"I love bookstores. I love to hold books in my hand. And to give that up is painful. It's like if Minnesota passed a law against fishing, it wouldn't affect the food supply that much. You know, if we passed a law against guys going out in a boat with a rod and a reel and bait and fishing for sunfish and crappies, people would still eat, nobody would go hungry who hadn't before. But it'd be painful. It's a part of our culture."

This has the trademark mix of whimsy, locality and heartfelt nostalgia that keeps people tuning in to hear the news from Lake Wobegon, but I'm just not so sure how relevant it really is to books or bookselling.
Are the fish books and fishing bookselling? Or is fishing the act of reading? Are bookstores fish? I agree that losing bookstores would be painful, but, for me and many, many others, it would be more akin to losing a limb and a sensory perception than not being able to eat fresh pike. Also, why mention just the sunfish and crappies? A good book is at least a walleye or a bass or a northern pike one needs to wrestle with to pull it from depths to appreciate glimmering in the full light of day - its sleek muscle and brutality, it's deep coloration and streamlined design; it's ultimate fragility.
Books are communication, not just good reads. If the internet was a replacement, booksales and books published wouldn't be increasing. If electronic readers were acceptable substitutes, they wouldn't need to work so hard to replicate features like turning the page.
If bookstores are fishing then it would be a painful, detrimental loss. But it wouldn't be because of a law being passed, but rather a law not being passed to level the playing field of taxes (that's another blog post to come on this story). The real way we would lose that part of our culture would be for people to believe that first myth of the dying bookstore.
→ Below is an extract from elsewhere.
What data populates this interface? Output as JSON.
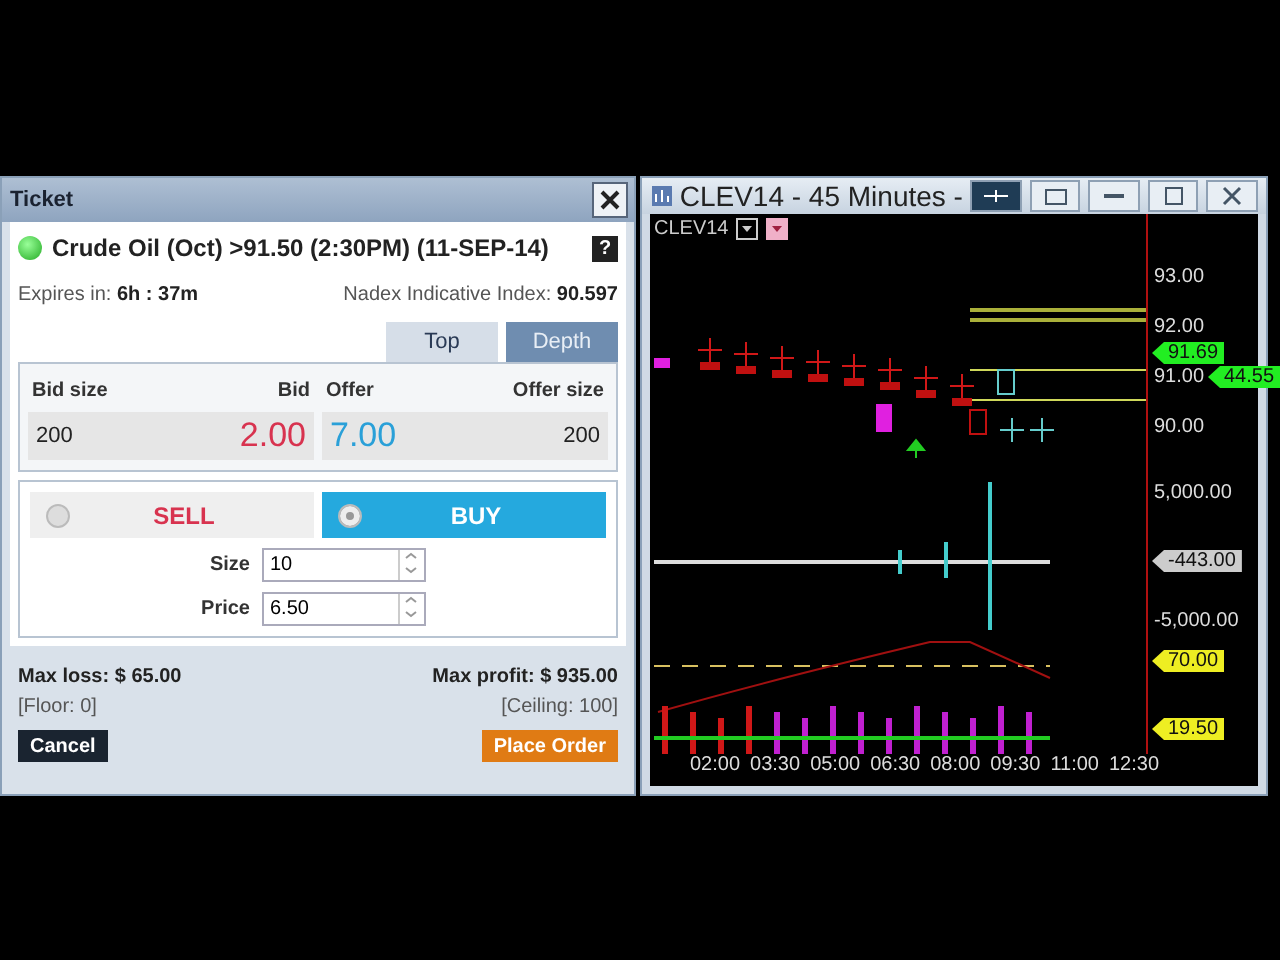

Just as fishing is more than a hobby, bookselling is a passion and a lifestyle. If too many people decide that they would rather have frozen fishsticks or some other conglomeration of processed protein in stead of getting out on the lake, spending time with friends and family and meeting one's meal(or, to our vegan/vegetarian friends - rather have nothing but frozen entrees than fresh organic produce). If people start to think it's all just a hobby - that the man leaving Grand Marais at 5am every morning and coming back with food to sell at a restaurant, feed his family and sell a bit more; that the dedicated booksellers reading as many books as they can so that they can match other booklovers- other seekers of knowledge with -with the best books out there... that would be a painful loss.

But it's avoidable. First step is to ignore and fight that dangerous myth. Second is to think of where one is spending money and if they are really making purchases that will add value to their lives and communities. Click here for more hints and steps in that direction.

I'm sure people love Common Good Books, and while Keillor may not be making money, he is able to hire highly capable people to keep the store running. We hope that, in evaluating the state of Independent Booksellers, in the future he give more of a weighty pause that makes the questioner consider the question further... because the answer lies somewhere in that space between the concerned customer and the dedicated bookseller. Not in some abstract blanket statement.


Book Nerd said...

THANK YOU for this eloquent myth-debunking! As I often find myself saying, we create the world we imagine -- and I see the best indie bookstores as savvy, viablebo businesses rather than "quaint dinosaurs" dependent on whimsy for their survival. I salute you as one of those, and thanks for putting an alternative story out there for folks to imagine.

jmcc said...

Many thanks for reading!